Scientific Journal (JRNL)
Efforts to monitor the broad-scale impacts of drought on forests often come up short. Drought is a direct stressor of forests as well as a driver of secondary disturbance agents, making a full accounting of drought impacts challenging. General impacts can be inferred from moisture deficits quantified using precipitation and temperature measurements. However, derived meteorological indices may not meaningfully capture drought impacts because drought responses can differ substantially among species, sites and regions. Meteorology-based approaches also require the characterization of current moisture conditions relative to some specified time and place, but defining baseline conditions over large, ecologically diverse regions can be as difficult as quantifying the moisture deficit itself. In contrast, remote sensing approaches attempt to observe immediate, secondary, and longer-term changes in vegetation response, yet they too are no panacea.

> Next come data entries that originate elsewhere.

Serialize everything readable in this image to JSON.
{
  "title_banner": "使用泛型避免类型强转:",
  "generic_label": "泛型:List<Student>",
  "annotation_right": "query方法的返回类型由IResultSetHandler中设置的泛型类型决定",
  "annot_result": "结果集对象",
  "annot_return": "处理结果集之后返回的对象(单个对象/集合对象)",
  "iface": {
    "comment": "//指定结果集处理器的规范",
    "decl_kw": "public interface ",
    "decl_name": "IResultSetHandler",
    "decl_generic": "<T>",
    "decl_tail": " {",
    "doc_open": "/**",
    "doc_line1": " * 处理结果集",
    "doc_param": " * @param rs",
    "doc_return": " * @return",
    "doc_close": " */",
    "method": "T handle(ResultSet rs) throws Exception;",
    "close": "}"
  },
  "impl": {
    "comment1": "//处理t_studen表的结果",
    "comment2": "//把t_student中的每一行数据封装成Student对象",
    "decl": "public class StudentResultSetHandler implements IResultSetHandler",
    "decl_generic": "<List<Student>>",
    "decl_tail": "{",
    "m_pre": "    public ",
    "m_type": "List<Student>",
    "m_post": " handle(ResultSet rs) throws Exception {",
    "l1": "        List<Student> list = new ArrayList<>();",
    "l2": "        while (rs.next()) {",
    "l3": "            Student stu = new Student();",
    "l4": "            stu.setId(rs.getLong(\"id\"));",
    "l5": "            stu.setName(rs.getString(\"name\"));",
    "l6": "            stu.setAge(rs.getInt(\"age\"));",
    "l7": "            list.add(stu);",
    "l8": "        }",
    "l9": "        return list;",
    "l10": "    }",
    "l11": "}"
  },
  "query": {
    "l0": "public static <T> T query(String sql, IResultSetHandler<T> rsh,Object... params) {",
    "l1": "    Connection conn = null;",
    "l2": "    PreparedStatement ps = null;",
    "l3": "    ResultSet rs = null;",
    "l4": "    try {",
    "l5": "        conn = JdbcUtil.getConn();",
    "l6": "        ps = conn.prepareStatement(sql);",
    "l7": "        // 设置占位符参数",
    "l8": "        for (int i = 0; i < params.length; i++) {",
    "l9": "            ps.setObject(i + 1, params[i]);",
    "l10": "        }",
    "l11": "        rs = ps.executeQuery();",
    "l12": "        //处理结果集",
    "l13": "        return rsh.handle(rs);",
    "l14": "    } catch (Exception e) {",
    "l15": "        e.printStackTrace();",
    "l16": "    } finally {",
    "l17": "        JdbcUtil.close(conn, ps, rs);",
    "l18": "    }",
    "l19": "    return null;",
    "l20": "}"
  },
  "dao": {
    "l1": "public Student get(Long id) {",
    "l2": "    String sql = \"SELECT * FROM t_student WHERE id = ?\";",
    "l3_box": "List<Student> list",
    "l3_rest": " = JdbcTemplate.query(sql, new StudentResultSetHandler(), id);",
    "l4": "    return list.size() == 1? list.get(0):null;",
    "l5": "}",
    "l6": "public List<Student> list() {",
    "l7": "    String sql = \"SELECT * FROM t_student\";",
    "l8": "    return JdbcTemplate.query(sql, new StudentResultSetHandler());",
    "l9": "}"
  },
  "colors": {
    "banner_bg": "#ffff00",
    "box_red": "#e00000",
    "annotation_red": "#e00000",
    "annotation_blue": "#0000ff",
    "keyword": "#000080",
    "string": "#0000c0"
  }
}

Remote sensing methods integrate responses across entire mixed-vegetation pixels and rarely distinguish the effects of drought on a single species, nor can they disentangle drought effects from those caused by various other disturbance agents. Establishment of suitable baselines from remote sensing may be even more challenging than with meteorological data. Here we review broadscale drought monitoring methods, and suggest that an integrated data-mining approach may hold the most promise for enhancing our ability to resolve drought impacts on forests. A big-data approach that integrates meteorological and remotely sensed data streams, together with other datasets such as vegetation type, wildfire occurrence and pest activity, can clarify direct drought effects while filtering indirect drought effects and consequences. This strategy leverages the strengths of meteorology-based and remote sensing approaches with the aid of ancillary data, such that they complement each other and lead toward a better understanding of drought impacts.